Calista Flockhart Says She Thought Anorexia Rumors Were ‘Going to Ruin My Career’

"I was very sleep-deprived and I was depressed about it," Flockhart told 'The New York Times' of the speculation

<p>Angela Weiss/AFP via Getty</p> Calista Flockhart

Angela Weiss/AFP via Getty

Calista Flockhart

Calista Flockhart is addressing past rumors that she had anorexia.

In a new interview with The New York Times, published on Friday, the actress, 59, explained the unseen toll that the rumors, which she said were false, had on her health and her state of mind.

"I was an easy target, I guess. It was painful, it was complicated. I loved working on Ally McBeal, and it just made it sour," she said of the persistent talk about her weight, which began when she played the titular character on the hit Fox legal dramedy, which aired for five seasons from 1997 to 2002.

Flockhart continued: "I was very sleep-deprived and I was depressed about it. I did think that it was going to ruin my career. I didn’t think anybody would ever hire me again, because they would just assume I had anorexia, and that would be the end of that.”

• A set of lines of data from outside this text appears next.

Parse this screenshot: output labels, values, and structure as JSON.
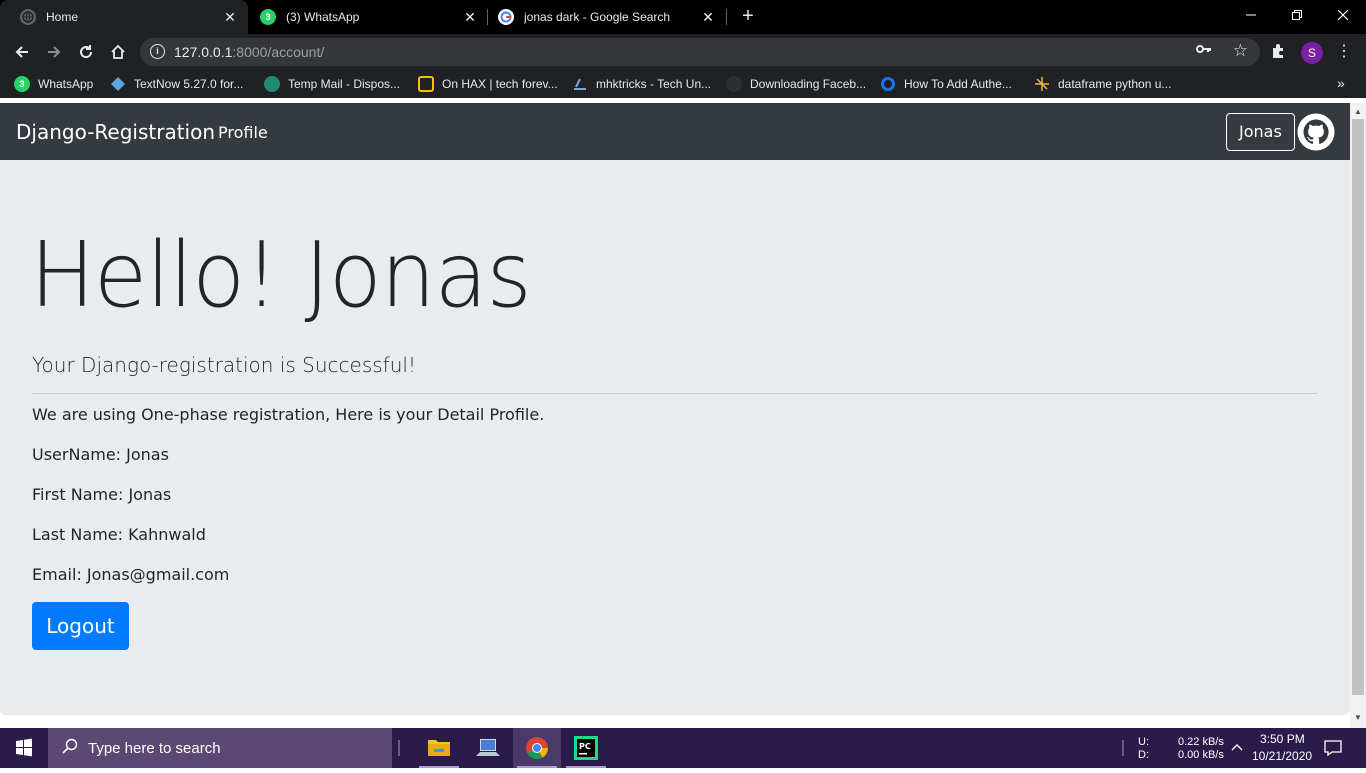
{
  "browser": {
    "tabs": [
      {
        "title": "Home",
        "favicon": "globe-icon",
        "active": true
      },
      {
        "title": "(3) WhatsApp",
        "favicon": "whatsapp-icon",
        "badge": "3",
        "active": false
      },
      {
        "title": "jonas dark - Google Search",
        "favicon": "google-icon",
        "active": false
      }
    ],
    "new_tab_glyph": "+",
    "close_glyph": "✕",
    "url_host": "127.0.0.1",
    "url_rest": ":8000/account/",
    "profile_initial": "S",
    "bookmarks": [
      {
        "label": "WhatsApp",
        "icon": "whatsapp-icon",
        "badge": "3"
      },
      {
        "label": "TextNow 5.27.0 for...",
        "icon": "textnow-icon"
      },
      {
        "label": "Temp Mail - Dispos...",
        "icon": "tempmail-icon"
      },
      {
        "label": "On HAX | tech forev...",
        "icon": "onhax-icon"
      },
      {
        "label": "mhktricks - Tech Un...",
        "icon": "mhktricks-icon"
      },
      {
        "label": "Downloading Faceb...",
        "icon": "facebook-icon"
      },
      {
        "label": "How To Add Authe...",
        "icon": "howto-icon"
      },
      {
        "label": "dataframe python u...",
        "icon": "dataframe-icon"
      }
    ]
  },
  "site": {
    "brand": "Django-Registration",
    "nav_profile": "Profile",
    "user_button": "Jonas",
    "heading": "Hello! Jonas",
    "lead": "Your Django-registration is Successful!",
    "intro": "We are using One-phase registration, Here is your Detail Profile.",
    "username": "UserName: Jonas",
    "first_name": "First Name: Jonas",
    "last_name": "Last Name: Kahnwald",
    "email": "Email: Jonas@gmail.com",
    "logout": "Logout"
  },
  "taskbar": {
    "search_placeholder": "Type here to search",
    "upload_label": "U:",
    "download_label": "D:",
    "upload_rate": "0.22 kB/s",
    "download_rate": "0.00 kB/s",
    "time": "3:50 PM",
    "date": "10/21/2020",
    "apps": [
      "file-explorer-icon",
      "laptop-icon",
      "chrome-icon",
      "pycharm-icon"
    ]
  },
  "colors": {
    "navbar": "#343a40",
    "page_bg": "#e9ecef",
    "primary": "#007bff",
    "taskbar": "#2b1b4a"
  }
}
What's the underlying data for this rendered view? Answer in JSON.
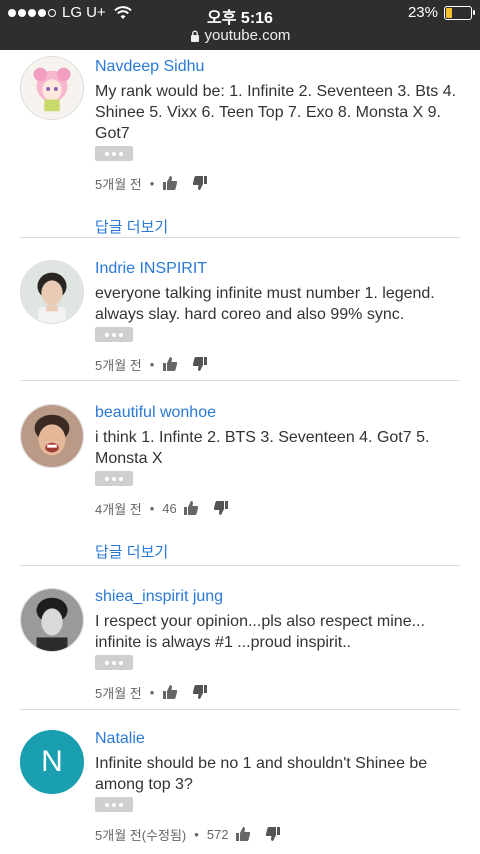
{
  "status_bar": {
    "carrier": "LG U+",
    "time": "오후 5:16",
    "battery": "23%",
    "battery_level": 0.23,
    "url": "youtube.com"
  },
  "comments": [
    {
      "author": "Navdeep Sidhu",
      "text": "My rank would be: 1. Infinite 2. Seventeen 3. Bts 4. Shinee 5. Vixx 6. Teen Top 7. Exo 8. Monsta X 9. Got7",
      "time": "5개월 전",
      "likes": "",
      "replies_link": "답글 더보기"
    },
    {
      "author": "Indrie INSPIRIT",
      "text": "everyone talking infinite must number 1. legend. always slay. hard coreo and also 99% sync.",
      "time": "5개월 전",
      "likes": "",
      "replies_link": ""
    },
    {
      "author": "beautiful wonhoe",
      "text": "i think 1. Infinte 2. BTS 3. Seventeen 4. Got7 5. Monsta X",
      "time": "4개월 전",
      "likes": "46",
      "replies_link": "답글 더보기"
    },
    {
      "author": "shiea_inspirit jung",
      "text": "I respect your opinion...pls also respect mine... infinite is always #1 ...proud inspirit..",
      "time": "5개월 전",
      "likes": "",
      "replies_link": ""
    },
    {
      "author": "Natalie",
      "avatar_letter": "N",
      "text": "Infinite should be no 1 and shouldn't Shinee be among top 3?",
      "time": "5개월 전(수정됨)",
      "likes": "572",
      "replies_link": ""
    }
  ],
  "colors": {
    "link": "#2a79d6",
    "status_bar_bg": "#2e2e2e",
    "natalie_avatar": "#1a9fb0"
  }
}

She said she was thankful to be working steadily at the time because it distracted her.

<p>Neilson Barnard/Getty Images</p> Calista Flockhart attends the 75th Primetime Emmy Awards

Neilson Barnard/Getty Images

Calista Flockhart attends the 75th Primetime Emmy Awards

Related: Calista Flockhart Reveals She and Harrison Ford Play Practical Jokes on Each Other: 'I'm Called the 'Scare Monster' in My House'

"I had days where I was really hurt and embarrassed and infuriated," she continued. "I always felt like, ‘Calista, you’re a good person, you’re not mean to anybody,’ and I’m confident in that.”

Per the Mayo Clinic, anorexia nervosa is "an eating disorder characterized by an abnormally low body weight, an intense fear of gaining weight and a distorted perception of weight."

"People with anorexia place a high value on controlling their weight and shape, using extreme efforts that tend to significantly interfere with their lives," the Mayo Clinic's explanation continues.

<p>Arturo Holmes/WireImage</p> Calista Flockhart attends FX's "Feud: Capote VS. The Swans" New York Premiere at Museum of Modern Art

Arturo Holmes/WireImage

Calista Flockhart attends FX's "Feud: Capote VS. The Swans" New York Premiere at Museum of Modern Art

Related: Calista Flockhart Jokes About How She Brings Out the Softer Side of Husband Harrison Ford: 'He's Afraid of Me'

Flockhart said she never had to watch her weight and that her mother also has a small stature.

The Supergirl star admitted that she hasn't thought about the hurtful eating disorder rumors in a long time, but noted that they were unfair and she doesn't think they would happen in today's culture.

"They call it body-shaming now. I haven’t thought about it in a long time, but it’s really not OK to accuse someone of having a disease that a lot of people struggle with," she told The New York Times.

Never miss a story — sign up for PEOPLE's free daily newsletter to stay up-to-date on the best of what PEOPLE has to offer, from celebrity news to compelling human interest stories.

"I look back at pictures, and I’m the same then as I am now, and nobody says a word now."

Flockhart stars in the FX series Feud: Capote vs. the Swans as Lee Radziwill, Jackie Kennedy's sister, who was a friend of this season's subject, novelist and screenwriter Truman Capote.

If you or someone you know is struggling with  an eating disorder, please go to

For more People news, make sure to sign up for our newsletter!

Read the original article on People.